While some people actually replace all the furniture, smart staging may mean anything from stripping your home of personal photographs and knick-knacks to cleaning the rugs or polishing floors. You may need to deep-clean bathrooms or clear kitchen counters. The stager may suggest painting everything a warm and inviting – but always neutral – color.

How much does staging cost?

The cost of staging ranges from a few hundred to many thousands of dollars, depending on the reputation of the stager, the size of the property, and the quality and quantity of fixes required. The final results can be well worth the investment. If you live in a neighborhood where several homes are listed, staging may mean a quicker sale at a better price.

Can I stage my home myself?

Of course, you can try to stage your home yourself, but it’s hard to be objective about your own things. A fresh pair of eyes can make all the difference – which translates into dollars.

Should You Consider Investing in Real Estate?

Real estate is becoming an investment of choice, and many investors are either abandoning the more traditional vehicles such as stocks and bonds or using real estate to diversify their portfolios.

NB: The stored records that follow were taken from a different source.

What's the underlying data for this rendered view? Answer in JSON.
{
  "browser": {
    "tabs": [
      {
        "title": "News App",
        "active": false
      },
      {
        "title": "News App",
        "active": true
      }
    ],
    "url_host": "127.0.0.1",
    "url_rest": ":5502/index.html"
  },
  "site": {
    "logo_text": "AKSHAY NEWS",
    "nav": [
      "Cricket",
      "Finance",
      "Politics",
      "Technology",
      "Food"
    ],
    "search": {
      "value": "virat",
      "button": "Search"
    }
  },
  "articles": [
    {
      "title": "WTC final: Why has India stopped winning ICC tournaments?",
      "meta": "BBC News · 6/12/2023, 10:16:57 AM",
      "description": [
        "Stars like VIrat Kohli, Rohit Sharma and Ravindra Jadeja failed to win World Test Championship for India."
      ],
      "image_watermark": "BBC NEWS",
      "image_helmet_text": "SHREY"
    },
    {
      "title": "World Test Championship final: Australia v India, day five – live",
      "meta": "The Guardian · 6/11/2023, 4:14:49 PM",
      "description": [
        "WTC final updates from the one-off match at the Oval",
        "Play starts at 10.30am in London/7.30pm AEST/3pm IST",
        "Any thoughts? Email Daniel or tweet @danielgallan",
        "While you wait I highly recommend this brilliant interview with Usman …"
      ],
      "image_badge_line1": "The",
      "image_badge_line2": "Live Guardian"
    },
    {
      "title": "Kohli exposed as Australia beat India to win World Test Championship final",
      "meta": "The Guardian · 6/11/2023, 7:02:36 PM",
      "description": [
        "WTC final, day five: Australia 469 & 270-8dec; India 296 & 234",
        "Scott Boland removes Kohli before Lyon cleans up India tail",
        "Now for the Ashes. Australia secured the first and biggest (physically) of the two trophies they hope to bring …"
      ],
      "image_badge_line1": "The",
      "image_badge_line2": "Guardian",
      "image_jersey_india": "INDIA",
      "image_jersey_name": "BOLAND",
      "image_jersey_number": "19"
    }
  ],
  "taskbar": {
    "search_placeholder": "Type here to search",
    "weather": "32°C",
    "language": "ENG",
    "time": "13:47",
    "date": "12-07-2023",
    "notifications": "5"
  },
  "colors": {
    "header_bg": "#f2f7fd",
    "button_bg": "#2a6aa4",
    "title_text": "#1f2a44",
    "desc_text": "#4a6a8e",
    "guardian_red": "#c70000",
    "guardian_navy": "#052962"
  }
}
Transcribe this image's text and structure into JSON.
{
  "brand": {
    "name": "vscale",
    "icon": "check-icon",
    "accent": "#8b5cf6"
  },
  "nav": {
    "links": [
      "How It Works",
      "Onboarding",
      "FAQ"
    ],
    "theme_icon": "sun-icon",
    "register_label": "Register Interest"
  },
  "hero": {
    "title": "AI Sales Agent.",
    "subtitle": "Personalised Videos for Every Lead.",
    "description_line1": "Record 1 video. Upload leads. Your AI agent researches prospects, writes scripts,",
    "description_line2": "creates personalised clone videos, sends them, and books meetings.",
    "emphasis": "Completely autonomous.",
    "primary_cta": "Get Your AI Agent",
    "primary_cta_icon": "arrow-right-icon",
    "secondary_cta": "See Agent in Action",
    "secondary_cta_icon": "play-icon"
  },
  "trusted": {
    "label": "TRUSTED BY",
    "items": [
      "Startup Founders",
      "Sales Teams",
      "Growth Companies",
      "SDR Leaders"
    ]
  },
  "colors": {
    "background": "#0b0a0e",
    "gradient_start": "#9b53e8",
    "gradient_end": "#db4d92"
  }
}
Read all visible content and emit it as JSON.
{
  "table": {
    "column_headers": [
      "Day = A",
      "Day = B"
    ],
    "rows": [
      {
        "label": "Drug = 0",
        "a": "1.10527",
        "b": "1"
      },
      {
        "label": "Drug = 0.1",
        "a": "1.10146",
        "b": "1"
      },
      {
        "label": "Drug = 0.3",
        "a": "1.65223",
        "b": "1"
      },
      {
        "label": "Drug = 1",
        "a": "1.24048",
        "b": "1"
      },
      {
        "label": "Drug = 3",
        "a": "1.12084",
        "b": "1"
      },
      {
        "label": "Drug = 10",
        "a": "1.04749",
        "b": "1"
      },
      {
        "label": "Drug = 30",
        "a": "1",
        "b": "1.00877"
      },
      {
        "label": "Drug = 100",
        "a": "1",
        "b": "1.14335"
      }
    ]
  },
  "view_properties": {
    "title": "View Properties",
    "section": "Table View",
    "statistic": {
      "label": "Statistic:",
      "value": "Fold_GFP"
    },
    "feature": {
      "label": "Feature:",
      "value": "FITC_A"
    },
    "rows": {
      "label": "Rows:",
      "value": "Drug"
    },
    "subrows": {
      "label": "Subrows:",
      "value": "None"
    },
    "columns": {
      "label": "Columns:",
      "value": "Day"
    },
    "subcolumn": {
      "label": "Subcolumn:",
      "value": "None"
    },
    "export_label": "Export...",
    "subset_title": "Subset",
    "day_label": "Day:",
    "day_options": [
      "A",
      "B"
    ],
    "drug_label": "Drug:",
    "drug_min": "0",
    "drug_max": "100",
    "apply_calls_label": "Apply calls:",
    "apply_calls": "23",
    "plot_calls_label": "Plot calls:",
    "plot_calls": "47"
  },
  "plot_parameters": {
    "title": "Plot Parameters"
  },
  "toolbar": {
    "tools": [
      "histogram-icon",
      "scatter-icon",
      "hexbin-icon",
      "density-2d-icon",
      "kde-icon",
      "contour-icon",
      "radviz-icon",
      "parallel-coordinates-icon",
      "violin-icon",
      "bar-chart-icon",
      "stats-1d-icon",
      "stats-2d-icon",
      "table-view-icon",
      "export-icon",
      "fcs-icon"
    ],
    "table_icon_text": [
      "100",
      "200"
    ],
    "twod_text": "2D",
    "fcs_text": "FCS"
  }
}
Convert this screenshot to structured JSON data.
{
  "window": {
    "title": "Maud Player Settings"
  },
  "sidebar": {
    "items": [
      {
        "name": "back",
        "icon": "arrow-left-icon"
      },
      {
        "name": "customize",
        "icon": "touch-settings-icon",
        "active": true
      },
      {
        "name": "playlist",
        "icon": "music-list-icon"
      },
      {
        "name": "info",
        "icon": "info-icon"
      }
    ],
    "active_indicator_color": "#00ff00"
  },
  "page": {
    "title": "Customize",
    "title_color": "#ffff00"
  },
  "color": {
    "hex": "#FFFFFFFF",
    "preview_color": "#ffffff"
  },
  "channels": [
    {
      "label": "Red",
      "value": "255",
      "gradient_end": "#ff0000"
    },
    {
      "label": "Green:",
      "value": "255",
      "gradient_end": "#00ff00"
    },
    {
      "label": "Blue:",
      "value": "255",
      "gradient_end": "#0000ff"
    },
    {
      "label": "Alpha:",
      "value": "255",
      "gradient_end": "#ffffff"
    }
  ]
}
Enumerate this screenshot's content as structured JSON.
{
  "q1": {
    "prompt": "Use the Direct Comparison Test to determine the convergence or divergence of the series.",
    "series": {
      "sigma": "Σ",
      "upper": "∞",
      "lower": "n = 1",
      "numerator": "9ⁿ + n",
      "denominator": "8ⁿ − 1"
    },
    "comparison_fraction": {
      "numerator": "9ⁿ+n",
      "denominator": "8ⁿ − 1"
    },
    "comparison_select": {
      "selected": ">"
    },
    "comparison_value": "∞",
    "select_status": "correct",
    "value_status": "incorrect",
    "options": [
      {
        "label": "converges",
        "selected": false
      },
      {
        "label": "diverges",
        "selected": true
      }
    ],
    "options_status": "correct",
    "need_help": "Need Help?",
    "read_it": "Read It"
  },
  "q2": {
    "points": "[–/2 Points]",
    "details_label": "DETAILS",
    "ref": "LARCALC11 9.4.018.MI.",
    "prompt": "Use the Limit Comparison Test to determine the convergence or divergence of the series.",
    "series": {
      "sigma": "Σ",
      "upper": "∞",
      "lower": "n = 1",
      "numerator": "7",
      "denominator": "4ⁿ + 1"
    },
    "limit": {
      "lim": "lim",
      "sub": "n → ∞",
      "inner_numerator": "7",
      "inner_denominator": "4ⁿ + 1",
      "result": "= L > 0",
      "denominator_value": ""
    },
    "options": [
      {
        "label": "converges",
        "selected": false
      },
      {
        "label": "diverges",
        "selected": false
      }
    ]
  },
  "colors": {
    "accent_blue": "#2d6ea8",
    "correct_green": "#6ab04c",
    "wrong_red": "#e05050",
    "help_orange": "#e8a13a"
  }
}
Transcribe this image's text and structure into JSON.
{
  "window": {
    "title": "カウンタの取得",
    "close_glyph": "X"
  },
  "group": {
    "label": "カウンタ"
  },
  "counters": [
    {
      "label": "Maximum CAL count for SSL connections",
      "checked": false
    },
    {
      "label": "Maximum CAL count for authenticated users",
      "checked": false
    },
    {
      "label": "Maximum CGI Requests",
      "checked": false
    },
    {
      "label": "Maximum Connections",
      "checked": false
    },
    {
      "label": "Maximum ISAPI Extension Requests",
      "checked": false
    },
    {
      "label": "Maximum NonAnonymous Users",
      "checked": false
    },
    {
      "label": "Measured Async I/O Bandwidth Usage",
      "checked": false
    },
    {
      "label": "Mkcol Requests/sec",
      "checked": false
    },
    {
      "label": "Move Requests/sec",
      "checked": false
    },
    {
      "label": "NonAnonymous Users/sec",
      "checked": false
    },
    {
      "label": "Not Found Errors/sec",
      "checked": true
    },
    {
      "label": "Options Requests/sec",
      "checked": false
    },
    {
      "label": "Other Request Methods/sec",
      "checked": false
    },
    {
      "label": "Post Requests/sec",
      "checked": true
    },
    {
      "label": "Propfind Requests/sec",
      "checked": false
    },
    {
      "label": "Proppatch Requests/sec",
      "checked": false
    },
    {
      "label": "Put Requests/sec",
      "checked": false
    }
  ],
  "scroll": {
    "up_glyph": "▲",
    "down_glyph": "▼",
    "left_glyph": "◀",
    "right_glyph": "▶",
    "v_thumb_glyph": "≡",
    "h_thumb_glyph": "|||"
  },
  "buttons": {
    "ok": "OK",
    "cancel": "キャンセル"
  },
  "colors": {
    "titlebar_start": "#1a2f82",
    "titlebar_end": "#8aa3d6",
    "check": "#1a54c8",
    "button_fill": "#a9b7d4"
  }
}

A recent RISMedia article pointed to a survey recently undertaken by Better Homes and Gardens Real Estate, which found that “(n)early all (96%) of U.S. investors surveyed who have invested in real estate believe their decision has helped them achieve some form of financial success.”

The interest in investing in real estate may be driven by our largest demographic-the millennials, who, according to the survey, show a greater interest in making a real estate investment than do boomers. Millennials in particular are more interested in personal real estate purchases (homes) than in buying commercial properties; the survey noted that “79% of investor respondents feel it is important to invest in a property that they could use for themselves or a family member at some point.”

There are various ways even a small investor can participate in real estate investments, such as a self-directed or real estate IRA. However, many fear they aren’t sufficiently knowledgeable about real estate investing. As the RISMedia article points out: “Unlike many other investments that can be made with the click of a button, real estate investments are often complex and require careful consideration.”

To ensure that your investment will be a good one, it’s important to consult with a financial professional who is familiar with real estate investing, as well as an investment-savvy real estate agent.

Location, Location … the Good, Bad and Ugly

We all know that living near a good school increases the value of your home. But who knew a neighboring cemetery can adversely affect your property value? Or that proximity to a hospital isn’t a good thing?

In fact, we now know – or should know – that nothing is more important when selling your home than your neighborhood. So if you’re buying, think ahead; purchase your dream home in the wrong location and you may be buying into a nightmare. Here are some location no-nos:

  • Realtor.com research has found that living near a cemetery will lower your property value by 12.3% and having a hospital nearby means when you sell you can expect an impact on your sale price of 3.2%. Also note: make sure you move near a “good” school; a “bad” school will reduce your home’s value by 22.2%.
  • An article in the Journal of Transport Economics and Policy indicates that having an airport nearby can discount the value of your home. The greater the noise level, the greater the negative impact.

Among the amenities to look for in your neighborhood-to-be:

  • Proximity to transit. According to a Transit-Oriented Development in America survey, 55% of Americans would pay more to live near good transit options. The study, conducted by consultant HNTB Corporation, found that 57% of respondents liked not having to depend on cars to “work, live, and play.”
  • A neighborhood on its way up-not down. In transitional neighborhoods, you get a lot of value for your home-buying buck. Your real estate agent is the best source of information and will also know if there are any planned roads or developments that may impact the neighborhood-positively or negatively.
  • Water, parks, and green spaces. A nearby waterfront can add up to 25% to the value of your home. A fabulous view is also a moneymaker when it comes time to sell.